BEGIN Source material

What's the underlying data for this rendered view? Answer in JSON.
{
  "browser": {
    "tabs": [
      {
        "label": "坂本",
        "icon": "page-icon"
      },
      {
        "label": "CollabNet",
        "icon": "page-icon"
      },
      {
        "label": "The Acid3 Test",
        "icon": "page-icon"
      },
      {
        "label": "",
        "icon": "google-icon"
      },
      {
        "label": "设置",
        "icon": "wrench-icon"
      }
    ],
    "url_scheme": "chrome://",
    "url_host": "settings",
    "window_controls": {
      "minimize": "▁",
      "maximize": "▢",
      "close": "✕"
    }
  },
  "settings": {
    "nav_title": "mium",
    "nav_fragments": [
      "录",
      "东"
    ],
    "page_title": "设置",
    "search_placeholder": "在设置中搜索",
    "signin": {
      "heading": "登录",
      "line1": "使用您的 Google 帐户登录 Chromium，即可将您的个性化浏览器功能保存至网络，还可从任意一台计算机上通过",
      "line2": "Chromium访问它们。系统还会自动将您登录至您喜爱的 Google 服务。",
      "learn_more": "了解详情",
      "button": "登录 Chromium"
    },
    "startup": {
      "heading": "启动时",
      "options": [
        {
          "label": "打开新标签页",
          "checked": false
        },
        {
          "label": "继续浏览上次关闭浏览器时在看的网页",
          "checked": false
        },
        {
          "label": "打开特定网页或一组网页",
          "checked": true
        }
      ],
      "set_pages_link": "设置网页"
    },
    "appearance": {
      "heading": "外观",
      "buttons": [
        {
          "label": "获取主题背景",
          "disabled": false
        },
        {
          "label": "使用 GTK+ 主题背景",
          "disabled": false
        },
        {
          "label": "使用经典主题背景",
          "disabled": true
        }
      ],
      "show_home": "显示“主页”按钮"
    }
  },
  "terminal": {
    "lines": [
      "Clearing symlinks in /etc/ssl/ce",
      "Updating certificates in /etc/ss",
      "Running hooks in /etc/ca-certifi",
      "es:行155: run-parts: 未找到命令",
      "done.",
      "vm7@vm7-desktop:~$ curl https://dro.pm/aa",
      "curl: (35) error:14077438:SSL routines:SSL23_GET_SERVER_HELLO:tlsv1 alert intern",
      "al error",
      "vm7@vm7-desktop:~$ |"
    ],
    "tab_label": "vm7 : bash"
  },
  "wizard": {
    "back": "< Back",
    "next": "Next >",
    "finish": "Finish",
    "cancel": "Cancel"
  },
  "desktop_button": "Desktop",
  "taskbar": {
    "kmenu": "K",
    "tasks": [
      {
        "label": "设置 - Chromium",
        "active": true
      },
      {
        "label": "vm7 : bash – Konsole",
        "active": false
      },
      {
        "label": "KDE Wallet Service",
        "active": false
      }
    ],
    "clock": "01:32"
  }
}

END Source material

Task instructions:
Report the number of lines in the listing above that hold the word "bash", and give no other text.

Reply to the exercise:
2